### Your objective
Work out how many lines in the following entries contain the string "JSON", and write only that number.

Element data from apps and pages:
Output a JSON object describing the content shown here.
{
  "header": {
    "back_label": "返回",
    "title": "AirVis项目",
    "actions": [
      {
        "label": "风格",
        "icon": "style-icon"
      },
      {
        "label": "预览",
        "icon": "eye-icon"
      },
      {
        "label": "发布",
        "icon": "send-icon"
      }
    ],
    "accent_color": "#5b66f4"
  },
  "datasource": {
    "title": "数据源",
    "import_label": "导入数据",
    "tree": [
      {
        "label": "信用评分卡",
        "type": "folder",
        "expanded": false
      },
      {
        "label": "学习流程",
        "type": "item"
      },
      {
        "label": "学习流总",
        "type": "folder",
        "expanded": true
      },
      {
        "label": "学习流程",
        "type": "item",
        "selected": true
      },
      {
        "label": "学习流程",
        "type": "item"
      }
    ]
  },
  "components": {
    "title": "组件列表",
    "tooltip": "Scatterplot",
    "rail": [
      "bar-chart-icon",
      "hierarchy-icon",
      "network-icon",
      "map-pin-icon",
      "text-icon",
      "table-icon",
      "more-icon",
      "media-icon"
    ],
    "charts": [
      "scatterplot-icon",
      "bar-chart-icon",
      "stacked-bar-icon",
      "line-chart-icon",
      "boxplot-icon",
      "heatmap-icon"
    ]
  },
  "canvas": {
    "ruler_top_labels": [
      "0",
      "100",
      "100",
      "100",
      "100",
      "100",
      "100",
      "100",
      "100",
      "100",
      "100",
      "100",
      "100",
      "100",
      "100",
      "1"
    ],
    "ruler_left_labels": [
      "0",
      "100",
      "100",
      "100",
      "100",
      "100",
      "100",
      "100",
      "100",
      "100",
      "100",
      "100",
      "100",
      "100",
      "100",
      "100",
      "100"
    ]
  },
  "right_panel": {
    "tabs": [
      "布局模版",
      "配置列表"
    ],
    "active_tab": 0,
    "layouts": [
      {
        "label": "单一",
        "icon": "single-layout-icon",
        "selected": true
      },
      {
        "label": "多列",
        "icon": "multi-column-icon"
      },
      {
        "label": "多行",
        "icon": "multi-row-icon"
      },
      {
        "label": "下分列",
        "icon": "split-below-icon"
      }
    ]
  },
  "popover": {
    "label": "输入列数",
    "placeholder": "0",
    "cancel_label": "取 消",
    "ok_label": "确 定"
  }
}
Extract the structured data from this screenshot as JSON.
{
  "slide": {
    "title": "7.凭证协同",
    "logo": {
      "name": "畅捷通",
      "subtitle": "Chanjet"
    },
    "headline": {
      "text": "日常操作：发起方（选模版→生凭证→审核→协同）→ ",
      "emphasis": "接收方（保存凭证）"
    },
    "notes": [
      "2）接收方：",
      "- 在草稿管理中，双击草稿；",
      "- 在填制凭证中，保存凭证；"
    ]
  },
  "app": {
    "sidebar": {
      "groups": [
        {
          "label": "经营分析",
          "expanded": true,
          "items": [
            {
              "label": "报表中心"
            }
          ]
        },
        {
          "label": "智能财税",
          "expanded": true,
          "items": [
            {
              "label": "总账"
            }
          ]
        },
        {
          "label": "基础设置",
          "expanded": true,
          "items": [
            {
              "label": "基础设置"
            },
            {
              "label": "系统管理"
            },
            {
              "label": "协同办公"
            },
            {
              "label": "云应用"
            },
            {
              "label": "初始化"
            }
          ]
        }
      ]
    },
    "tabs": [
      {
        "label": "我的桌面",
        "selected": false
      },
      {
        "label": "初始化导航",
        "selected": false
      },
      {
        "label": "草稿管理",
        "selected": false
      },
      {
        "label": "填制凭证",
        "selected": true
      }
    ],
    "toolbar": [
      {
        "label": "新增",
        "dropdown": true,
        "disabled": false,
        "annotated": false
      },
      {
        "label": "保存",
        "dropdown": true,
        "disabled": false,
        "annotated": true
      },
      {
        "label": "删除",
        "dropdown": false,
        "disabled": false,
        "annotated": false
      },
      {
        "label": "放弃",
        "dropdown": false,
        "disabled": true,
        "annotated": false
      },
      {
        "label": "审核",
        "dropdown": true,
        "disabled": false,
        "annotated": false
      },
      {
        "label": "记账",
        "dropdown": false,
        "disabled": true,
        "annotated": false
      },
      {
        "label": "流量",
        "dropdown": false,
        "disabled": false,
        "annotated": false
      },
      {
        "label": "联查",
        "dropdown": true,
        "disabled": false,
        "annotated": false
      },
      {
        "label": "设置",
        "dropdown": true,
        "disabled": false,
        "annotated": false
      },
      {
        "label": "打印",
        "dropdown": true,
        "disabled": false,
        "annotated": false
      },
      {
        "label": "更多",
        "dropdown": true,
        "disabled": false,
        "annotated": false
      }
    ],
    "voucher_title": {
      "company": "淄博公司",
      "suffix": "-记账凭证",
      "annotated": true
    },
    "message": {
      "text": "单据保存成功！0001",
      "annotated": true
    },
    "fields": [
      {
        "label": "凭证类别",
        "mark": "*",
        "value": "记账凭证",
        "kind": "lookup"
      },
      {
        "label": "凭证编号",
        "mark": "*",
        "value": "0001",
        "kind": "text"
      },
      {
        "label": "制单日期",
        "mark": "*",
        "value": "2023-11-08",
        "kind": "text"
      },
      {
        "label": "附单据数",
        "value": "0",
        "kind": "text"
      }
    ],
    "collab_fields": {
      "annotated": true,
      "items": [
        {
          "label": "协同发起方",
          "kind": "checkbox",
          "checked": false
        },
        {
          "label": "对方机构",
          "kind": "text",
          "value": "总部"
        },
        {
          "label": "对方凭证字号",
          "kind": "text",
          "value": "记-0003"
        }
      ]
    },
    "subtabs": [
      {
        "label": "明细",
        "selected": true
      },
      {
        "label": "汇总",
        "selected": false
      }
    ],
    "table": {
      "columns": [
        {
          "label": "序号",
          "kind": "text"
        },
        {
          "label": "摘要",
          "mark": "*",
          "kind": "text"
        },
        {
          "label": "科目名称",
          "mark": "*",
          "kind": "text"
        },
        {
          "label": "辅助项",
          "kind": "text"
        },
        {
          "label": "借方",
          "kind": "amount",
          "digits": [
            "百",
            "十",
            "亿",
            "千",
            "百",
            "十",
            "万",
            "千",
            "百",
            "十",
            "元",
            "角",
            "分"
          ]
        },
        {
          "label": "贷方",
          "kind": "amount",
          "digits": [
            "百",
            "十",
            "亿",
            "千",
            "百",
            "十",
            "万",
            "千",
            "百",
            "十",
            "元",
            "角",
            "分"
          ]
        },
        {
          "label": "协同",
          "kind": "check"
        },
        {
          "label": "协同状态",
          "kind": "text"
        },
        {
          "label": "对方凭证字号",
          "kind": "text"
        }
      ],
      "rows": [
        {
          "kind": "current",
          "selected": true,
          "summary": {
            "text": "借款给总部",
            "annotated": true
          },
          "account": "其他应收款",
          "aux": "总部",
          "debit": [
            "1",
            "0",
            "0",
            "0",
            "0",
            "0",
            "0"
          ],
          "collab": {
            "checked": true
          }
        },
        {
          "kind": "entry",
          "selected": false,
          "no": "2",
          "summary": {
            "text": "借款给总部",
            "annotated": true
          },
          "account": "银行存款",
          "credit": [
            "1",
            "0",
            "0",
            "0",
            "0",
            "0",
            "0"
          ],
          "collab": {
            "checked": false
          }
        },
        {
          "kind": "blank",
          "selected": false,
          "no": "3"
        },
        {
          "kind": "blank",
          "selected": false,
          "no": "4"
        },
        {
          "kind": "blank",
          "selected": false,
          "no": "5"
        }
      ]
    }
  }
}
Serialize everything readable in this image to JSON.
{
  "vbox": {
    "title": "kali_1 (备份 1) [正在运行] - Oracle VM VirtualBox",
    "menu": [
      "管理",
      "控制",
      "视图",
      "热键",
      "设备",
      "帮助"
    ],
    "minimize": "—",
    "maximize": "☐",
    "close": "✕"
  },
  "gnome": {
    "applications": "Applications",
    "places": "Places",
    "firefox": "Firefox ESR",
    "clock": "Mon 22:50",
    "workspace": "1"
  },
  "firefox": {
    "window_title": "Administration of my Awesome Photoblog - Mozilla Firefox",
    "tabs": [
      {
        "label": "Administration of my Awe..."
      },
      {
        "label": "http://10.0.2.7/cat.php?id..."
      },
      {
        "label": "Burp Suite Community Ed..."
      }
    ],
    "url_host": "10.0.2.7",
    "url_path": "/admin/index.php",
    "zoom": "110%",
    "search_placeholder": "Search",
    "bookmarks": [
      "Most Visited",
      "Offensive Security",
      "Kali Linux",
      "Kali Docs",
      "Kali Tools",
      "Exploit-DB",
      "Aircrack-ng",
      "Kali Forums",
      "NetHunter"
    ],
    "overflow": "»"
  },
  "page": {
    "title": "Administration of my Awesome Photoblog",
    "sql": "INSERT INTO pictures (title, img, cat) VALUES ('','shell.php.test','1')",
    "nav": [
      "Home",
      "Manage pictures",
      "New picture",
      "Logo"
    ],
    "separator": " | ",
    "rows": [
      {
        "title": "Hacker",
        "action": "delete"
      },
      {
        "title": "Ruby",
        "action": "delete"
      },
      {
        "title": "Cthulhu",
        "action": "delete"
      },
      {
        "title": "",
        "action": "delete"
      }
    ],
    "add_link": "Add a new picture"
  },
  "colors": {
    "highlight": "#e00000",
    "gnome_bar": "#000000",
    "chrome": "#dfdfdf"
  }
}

### Result below
3